Group revenues fell 5.2% to 52.036 billion euros in 2016 from 54.916 billion in 2015. But, in organic terms, revenues rose 1.3%.
Annual cash flow increased 24.4% to 4.370 billion euros in 2016, thanks to improvements in the group’s business lines and despite its investment efforts. Net financial debt stood at 48.595 billion euros at end-2016, down 1.2% from a year ago, after falling 998 million euros in the fourth quarter.
Executive chairman, José María Álvarez-Pallete, highlighted that the 2016 results strengthen the company’s “sustainable growth,” after growth rates in its main operating variables accelerated in the fourth quarter.
Álvarez-Pallete also flagged the sharp acceleration in cash generation for the year as a whole, as well as the long-term financing obtained which “speed up the deleveraging process and strengthen the financial structure.”
“For 2017, we expect similar performances from our businesses; stability in those revenues affected by greater regulatory effects, particularly in European markets, an increase in the OIBDA margin and less intense capex,” he added.
Telefónica also confirmed its 2016 dividend, the second part of which (0,20 euros/share in cash) will be paid in the second quarter of 2017; it also confirmed the 2017 payment – 0,40 euros/share in cash – which it will distribute in the fourth quarter of 2017 (0,20 euros/share) and in the second quarter of 2018 (0,20 euros/share).
Bankinter analysts describe Telefónica’s 2016 results as mixed, with a decline in revenues (and so a failure to comply with its target of growing +4% yr-on-yr) and net attributable profit, but with “a very good OIBDA performance.”
That said, the analysts note that this point is affected “by a favourable comparison with the 2015 figures, which were dragged down by different negative one-off items. But they only managed to beat estimates as far as revenues are concerned.”
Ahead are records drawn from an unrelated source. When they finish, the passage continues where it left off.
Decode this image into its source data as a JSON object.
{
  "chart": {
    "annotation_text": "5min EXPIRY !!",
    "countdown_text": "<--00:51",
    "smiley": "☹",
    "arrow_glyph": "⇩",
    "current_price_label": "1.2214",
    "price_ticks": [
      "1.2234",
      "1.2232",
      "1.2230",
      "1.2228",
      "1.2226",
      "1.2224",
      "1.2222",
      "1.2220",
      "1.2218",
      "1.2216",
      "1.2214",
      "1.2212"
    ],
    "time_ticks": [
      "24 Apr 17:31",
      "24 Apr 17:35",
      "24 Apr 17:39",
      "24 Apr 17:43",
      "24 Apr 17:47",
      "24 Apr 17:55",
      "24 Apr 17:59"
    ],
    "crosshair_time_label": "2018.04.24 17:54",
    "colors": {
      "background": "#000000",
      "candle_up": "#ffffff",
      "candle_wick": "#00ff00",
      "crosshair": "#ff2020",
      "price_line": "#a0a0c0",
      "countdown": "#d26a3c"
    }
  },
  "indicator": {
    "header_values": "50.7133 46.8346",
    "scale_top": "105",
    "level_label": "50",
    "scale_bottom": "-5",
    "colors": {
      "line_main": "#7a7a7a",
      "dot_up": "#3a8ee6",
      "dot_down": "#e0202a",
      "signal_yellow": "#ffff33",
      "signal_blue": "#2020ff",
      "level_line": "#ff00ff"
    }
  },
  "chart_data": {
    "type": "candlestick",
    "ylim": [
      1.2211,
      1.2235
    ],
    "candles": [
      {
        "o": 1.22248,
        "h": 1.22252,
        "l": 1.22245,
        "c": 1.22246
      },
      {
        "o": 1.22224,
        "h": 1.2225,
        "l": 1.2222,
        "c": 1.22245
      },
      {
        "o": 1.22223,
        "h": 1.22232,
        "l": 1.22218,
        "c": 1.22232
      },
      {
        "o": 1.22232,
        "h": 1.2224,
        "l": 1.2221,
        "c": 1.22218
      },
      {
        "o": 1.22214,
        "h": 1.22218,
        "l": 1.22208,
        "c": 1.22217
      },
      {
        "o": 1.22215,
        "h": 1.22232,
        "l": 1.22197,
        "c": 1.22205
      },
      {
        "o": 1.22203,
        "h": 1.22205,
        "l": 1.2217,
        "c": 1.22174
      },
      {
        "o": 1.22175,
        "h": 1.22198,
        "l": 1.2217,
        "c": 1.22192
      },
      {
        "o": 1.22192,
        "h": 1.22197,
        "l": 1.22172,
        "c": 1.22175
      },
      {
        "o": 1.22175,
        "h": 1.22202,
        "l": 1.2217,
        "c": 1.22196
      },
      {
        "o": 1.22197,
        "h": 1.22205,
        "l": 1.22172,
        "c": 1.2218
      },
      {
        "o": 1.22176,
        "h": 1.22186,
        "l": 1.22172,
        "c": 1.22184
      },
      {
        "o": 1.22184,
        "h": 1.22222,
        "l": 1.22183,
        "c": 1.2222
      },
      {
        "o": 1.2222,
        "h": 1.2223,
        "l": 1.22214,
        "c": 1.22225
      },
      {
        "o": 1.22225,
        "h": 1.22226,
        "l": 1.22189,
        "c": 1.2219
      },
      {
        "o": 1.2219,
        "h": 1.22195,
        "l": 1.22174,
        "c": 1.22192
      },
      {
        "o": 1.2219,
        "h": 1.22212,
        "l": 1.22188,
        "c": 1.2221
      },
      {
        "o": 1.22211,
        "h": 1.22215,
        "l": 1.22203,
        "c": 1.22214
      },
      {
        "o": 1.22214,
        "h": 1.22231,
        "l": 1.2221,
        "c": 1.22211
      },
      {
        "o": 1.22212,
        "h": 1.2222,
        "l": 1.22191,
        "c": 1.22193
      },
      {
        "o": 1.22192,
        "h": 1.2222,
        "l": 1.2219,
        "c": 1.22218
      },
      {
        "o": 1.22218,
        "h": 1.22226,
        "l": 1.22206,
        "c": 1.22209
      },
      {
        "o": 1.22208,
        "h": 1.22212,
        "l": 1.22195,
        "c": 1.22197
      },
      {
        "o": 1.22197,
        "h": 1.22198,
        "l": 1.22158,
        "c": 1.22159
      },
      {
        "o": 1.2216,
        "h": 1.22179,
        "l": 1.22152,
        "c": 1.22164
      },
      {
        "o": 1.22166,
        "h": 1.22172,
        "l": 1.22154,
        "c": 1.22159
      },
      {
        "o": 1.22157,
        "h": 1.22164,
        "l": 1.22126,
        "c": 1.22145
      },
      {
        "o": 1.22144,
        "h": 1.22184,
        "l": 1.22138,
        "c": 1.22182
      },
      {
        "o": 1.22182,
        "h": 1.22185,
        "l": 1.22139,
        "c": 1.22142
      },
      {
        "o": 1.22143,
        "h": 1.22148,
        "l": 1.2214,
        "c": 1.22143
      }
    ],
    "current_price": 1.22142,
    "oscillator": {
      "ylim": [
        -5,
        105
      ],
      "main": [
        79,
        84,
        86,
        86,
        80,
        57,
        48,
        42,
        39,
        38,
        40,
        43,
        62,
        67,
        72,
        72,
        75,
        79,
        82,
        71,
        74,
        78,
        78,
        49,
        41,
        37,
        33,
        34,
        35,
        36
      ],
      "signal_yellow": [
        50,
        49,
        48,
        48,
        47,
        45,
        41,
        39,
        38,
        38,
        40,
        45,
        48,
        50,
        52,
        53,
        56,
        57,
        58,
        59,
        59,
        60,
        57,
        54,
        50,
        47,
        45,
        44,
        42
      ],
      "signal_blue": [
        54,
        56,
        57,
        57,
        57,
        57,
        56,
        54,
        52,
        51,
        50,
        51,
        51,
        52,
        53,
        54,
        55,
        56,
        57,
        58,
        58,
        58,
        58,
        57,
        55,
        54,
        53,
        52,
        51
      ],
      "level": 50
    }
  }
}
A breakdown of the figures shows the good performance in both Spain and Brazil in terms of revenues (+2.5% and +0.3% respectively) and OIBDA (+91.2% in Spain due to the absence of negative one-off items and +3.9% in Brazil). “The good performance from Brazil has been largely driven by the real’s appreciation over the year. However, Germany and the UK remain very weak, while Latin America continues to be the group’s weakest region,” Bankinter analysts add.
Net debt was 48.595 billion euros at end-2016, bringing the net financial debt/OIBDA ratio to 3,2x (vs 4,3x at end-2015). “It’s a slight decline, but a positive one. And this will also fall further with the sale of 40% of Telxius (which is not included yet in these figures and could bring the ratio closer to 3,1x).”
Bankinter believes the objectives for 2017 are “modest”: stable revenues compared with 2016, +1% in the OIBDA margin and Capex/sales excluding spectrum of 16%.
In conclusion, “figures without any major novelties, which confirm the trends seen throughout the year,” Bankinter says.
Telefonica’s share price rose 3% in early trade, boosted by its 2016 results, particularly the decline in net debt.